Ozer and Leah Moszkowski started their married life in Israel with Ozer attending the Jerusalem Kollel: “My wife Leah and I were both born in South Africa and then moved to Manchester. Our families knew each other but Leah and I didn’t know each other personally growing up. We were introduced through a mutual friend when I was studying in Israel. We got engaged and were married and settled back in Manchester. I went back to Israel and was studying in Yeshiva and joined a Rabbinical programme, the Jerusalem Kollel, for three years. Once I got my ordination, our first joint placement was in Eugene, Oregon in the USA. That was outreach on campus at the University of Oregon, and also there was NCSY work, which involved high schools. Leah did more of that. At the end of our time there we were approached by Aish to take up a position here in Leeds at the university.”
The Leeds position was ideal for Ozer, who has a family connection to the city: “My mother is a Leeds girl. My great-grandparents came to Leeds in the early 1890s and as a young boy I would visit every Sunday to see my great-grandparents, grandma, and grandfather Harvey Cohen.
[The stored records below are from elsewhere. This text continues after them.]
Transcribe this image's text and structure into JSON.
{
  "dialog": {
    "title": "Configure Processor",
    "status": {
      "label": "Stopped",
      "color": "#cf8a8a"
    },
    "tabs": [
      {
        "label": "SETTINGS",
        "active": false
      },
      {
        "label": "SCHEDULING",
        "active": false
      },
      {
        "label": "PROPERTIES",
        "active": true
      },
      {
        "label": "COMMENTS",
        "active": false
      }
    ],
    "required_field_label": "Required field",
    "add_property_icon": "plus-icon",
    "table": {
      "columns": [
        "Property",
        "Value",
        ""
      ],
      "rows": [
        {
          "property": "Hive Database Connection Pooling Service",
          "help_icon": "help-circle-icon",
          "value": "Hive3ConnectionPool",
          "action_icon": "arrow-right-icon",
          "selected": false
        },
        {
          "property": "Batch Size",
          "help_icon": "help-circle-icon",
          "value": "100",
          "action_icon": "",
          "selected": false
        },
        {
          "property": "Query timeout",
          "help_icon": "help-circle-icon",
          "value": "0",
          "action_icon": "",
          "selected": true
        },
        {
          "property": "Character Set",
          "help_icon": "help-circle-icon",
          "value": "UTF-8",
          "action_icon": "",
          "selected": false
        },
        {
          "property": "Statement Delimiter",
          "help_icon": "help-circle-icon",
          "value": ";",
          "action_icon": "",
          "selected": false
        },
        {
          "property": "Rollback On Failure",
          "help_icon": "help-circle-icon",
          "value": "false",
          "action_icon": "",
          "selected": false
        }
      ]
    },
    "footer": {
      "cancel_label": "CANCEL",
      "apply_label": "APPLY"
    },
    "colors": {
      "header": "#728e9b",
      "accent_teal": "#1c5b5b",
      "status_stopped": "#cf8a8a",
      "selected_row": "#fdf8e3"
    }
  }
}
He and his brother Alec were big supporters of the community. They were members of BHH and actually donated the lectern which sits there now.”
Leah is also glad to be working in Leeds: “For me, it was love at first sight. As soon as I got to experience Leeds and the beautiful Jewish community, I knew I had found something special. I am beyond thrilled to be able to now call this place home, and the people, my new family. I am itching to get started in my new role, meeting the wonderful young adults and young families, and putting on innovative, engaging programming for them.”
As is evident from their work in various universities, engaging with the younger generation of Jews is something that is very important to both Ozer and Leah: “My wife and I very much see ourselves as a team, and we’ve made it clear that you get both of us. We’re each as passionate as each other and we’re both extremely passionate about helping youngsters get in touch with their Judaism. Young people, especially at university, are at a time in their life where they’ve first moved away from home, and are exploring so many new philosophical, social, and theological ideas. We want them to be able to grow in their Jewish knowledge and Jewish connection in the same way that they will academically.”
In the new position at Etz Chaim, they will be focused on a slightly older demographic, namely young adults and young families: “We’re there for the whole community, of course, but our main focus is going to be to engage with the young people in the community. What we want to do is showcase Judaism in an extremely positive way, and in ways and places where young adults and young families want to be. It’s about breaking down as many barriers as possible because not everyone nowadays feels comfortable inside the synagogue. What we want to do is abide by tradition but bring it outside the synagogue to the places where these young families already are.”
Leah and Ozer will be taking up their new positions at the end of August.